Why Wouldn’t You Run Ads?

On any given day, you can run around the blogosphere and find someone who’s been blogging about the removal of ads from their site. Or why they won’t ever have ads on their sites. It always goes back to some moral stance that they are trying to make and how it supposedly adds more weight to what recommendations that they do make. This isn’t one of those posts.

I run ads. I most likely always will. I enjoy blogging. It’s a great outlet for me both creatively and professionally. But I can’t do it for free. There are expenses involved. Arguably, I make more than my expenses are in a year, in a month. But the extra profit from this particular outlet allows me to work on other outlets. Other websites and other business ventures. For instance: I sell on eBay. It’s a small scale operation, with dreams of being a bit bigger. The extra money from this and other sites has allowed me to buy larger amounts of inventory and as a result, make more money there as well. That same extra money has allowed me to buy more domains to develop. (never mind that I’ve been having a hard time getting the motivation to develop them.)

In nearly every facet of life, there are two sets of people. The professionals and the hobbyists. I make money from my work here. That makes me a professional. If you don’t make money from your work, I would argue that you are merely a hobbyist. If you see yourself as a professional, you should be getting paid for your work. And unless you’re blogging for your employer, you’ll have to pay yourself. How will you do that? Advertisement revenue. Jim at The Net Fool put it best in the title of his post today. Cash is King!

Advertisements don’t have to be intrusive. They don’t have to be deceiving. You can still hold your moral ground while getting paid for your work. Make the decision to clearly label all affiliate links (I don’t, but that’s another post) and advertisements. If you’ve disclosed that you may make money from the link or banner, how is that a bad thing? You can be a professional and moral at the same time. It sometimes seems rare, but it does happen.

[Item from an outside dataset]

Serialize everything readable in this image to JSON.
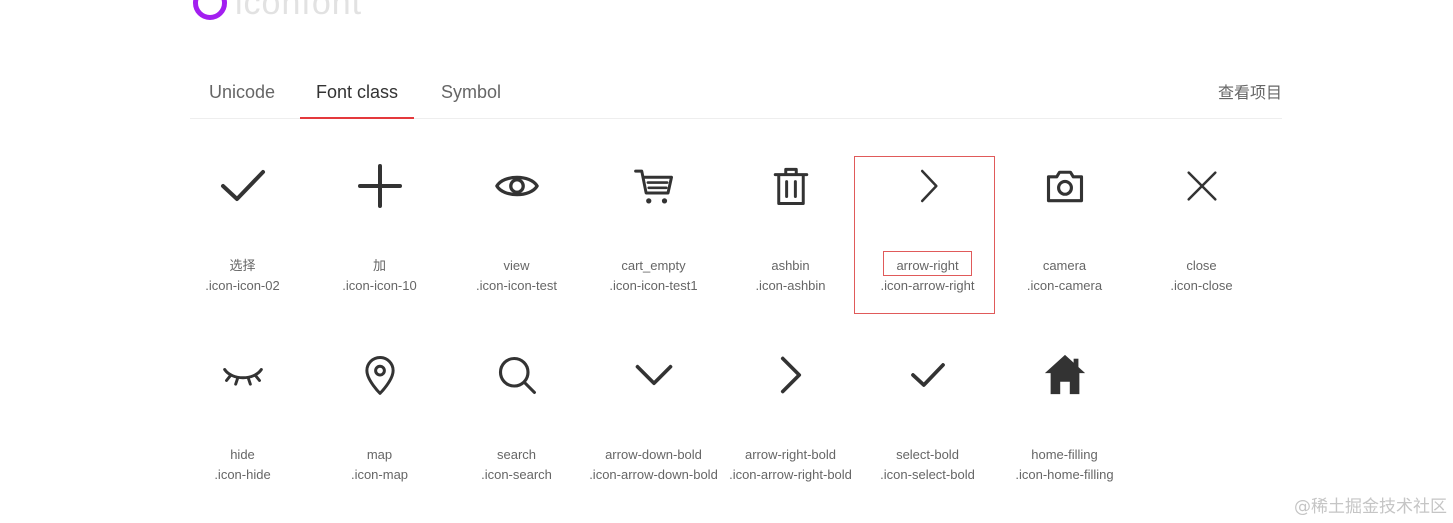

One last bit to chew on. Abraham Lincoln once said (long before the time of blogs) that “that which we attain too cheaply, we esteem to lightly”. If you’re giving your content away for free with no visible means of revenue, what does that tell you about how your content will be esteemed?

About Shane Ede

Shane Ede is an IT guy by day and a Entrepreneurial Blogger by night. You can follow him here on Thatedeguy or over on Twitter and Google+.


  1. Thanks for the mention!
    I really like your ideas, and it is so true. I would even argue that ads make your blog LOOK better because people assume that you are a professional if people are paying to have their stuff on your site.

    Just another perfect example of how people take “morals” way too far 😉

  2. No problem Jim.

    I don’t think your ideas are too bad either. 😉 I agree, if the ads are done properly, they do make your site look more professional. We’re all so used to seeing the ads on sites like CNN and Technorati that we almost look at them as a bit of a validation of the site.

  3. I always said that whatever a blogger does on his own blog is up to him. But when the ads get more important than the blog contents, I probably would stop reading.

  4. Good point Jim. I think that the important part here is that the ads aren’t intrusive. It can become a delicate balance. Hopefully, I can keep it all in line. 😉

  5. In many cases the reason is poor ads revenue. If you’re paying for the site anyway and you don’t get the revenue expected removing the ads can eb an act of making your site more stylish. If you have 50-10 daily visitors and only 2-3 of them click on your ads you can’t expect to get any decent revenue so removing the ugly crap can help you maintain sanity.

  6. I would exit a blog with too many ads running..totally spoil the mood.